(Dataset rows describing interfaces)
------------------------------------------------

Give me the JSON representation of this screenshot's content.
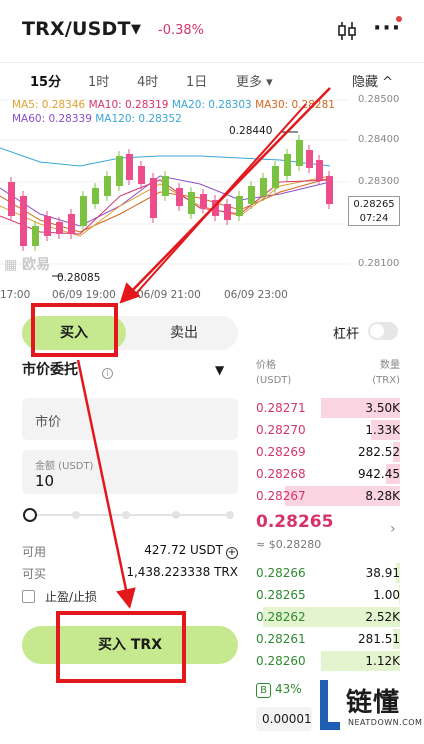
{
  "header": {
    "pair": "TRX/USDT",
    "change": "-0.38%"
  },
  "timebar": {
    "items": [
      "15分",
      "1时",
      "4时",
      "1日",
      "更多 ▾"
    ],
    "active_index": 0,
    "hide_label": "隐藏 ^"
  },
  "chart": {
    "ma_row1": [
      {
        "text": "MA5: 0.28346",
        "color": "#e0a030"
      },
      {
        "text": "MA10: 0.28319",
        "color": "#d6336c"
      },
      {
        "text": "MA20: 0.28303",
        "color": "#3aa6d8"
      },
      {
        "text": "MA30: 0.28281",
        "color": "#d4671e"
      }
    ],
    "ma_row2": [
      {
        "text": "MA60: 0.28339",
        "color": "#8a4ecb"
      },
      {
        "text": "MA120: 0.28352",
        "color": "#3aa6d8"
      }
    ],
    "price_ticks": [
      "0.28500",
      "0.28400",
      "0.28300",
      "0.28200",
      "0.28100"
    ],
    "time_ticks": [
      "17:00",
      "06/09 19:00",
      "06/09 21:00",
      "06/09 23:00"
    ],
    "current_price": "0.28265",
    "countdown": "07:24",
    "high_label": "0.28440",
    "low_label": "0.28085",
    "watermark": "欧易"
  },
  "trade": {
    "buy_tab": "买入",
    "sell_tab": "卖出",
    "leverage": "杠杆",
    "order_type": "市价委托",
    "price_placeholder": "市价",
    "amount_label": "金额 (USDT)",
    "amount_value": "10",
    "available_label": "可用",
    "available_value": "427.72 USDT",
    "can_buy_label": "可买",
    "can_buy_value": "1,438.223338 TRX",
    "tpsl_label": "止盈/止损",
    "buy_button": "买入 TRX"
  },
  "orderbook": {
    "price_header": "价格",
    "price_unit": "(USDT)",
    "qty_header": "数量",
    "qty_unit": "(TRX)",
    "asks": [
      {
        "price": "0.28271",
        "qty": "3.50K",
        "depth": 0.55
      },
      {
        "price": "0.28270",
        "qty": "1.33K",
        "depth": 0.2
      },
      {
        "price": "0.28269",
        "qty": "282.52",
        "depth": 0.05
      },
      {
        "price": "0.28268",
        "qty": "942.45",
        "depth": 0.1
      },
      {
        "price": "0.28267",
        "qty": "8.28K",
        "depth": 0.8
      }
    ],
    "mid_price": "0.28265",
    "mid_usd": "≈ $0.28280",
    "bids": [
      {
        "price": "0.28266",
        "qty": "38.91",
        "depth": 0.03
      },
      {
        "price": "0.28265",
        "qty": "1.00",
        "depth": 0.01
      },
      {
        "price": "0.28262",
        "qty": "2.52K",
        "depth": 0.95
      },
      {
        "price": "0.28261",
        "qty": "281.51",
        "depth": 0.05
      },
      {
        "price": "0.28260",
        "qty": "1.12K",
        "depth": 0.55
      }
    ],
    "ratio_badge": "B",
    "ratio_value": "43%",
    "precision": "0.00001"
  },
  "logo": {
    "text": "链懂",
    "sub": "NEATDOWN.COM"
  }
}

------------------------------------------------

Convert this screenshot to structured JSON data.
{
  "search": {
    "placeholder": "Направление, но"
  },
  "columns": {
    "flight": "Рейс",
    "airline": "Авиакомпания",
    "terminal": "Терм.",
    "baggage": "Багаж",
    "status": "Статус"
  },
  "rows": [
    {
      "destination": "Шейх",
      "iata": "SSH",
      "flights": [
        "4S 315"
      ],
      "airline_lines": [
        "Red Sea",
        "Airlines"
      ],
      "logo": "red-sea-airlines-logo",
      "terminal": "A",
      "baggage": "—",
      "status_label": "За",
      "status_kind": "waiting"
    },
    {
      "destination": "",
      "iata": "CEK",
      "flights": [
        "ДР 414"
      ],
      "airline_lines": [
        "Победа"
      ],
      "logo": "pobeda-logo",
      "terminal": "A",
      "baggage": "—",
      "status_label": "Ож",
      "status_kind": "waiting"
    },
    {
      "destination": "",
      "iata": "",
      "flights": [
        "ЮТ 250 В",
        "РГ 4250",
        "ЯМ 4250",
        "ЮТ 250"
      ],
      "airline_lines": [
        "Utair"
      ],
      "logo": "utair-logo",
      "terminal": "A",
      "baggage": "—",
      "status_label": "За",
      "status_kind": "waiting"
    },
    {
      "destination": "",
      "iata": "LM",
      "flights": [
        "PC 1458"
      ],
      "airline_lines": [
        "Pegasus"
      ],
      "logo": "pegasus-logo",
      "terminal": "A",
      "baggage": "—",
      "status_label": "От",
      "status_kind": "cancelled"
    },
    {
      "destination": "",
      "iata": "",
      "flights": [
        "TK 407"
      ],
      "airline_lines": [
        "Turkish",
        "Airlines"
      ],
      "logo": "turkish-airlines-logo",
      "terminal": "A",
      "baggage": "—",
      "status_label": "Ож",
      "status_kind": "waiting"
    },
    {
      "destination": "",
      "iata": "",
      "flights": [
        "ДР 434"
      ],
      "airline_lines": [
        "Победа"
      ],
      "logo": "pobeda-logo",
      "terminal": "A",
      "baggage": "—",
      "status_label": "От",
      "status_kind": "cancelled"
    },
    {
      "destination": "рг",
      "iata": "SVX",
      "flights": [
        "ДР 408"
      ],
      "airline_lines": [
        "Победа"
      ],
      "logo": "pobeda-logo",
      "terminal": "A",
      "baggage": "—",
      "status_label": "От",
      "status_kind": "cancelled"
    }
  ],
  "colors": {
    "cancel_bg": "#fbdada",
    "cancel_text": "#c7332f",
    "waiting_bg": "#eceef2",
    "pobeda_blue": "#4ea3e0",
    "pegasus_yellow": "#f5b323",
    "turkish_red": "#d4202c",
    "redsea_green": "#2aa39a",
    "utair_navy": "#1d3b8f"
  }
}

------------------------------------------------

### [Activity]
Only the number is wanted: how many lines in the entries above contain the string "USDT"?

### [Task result]
4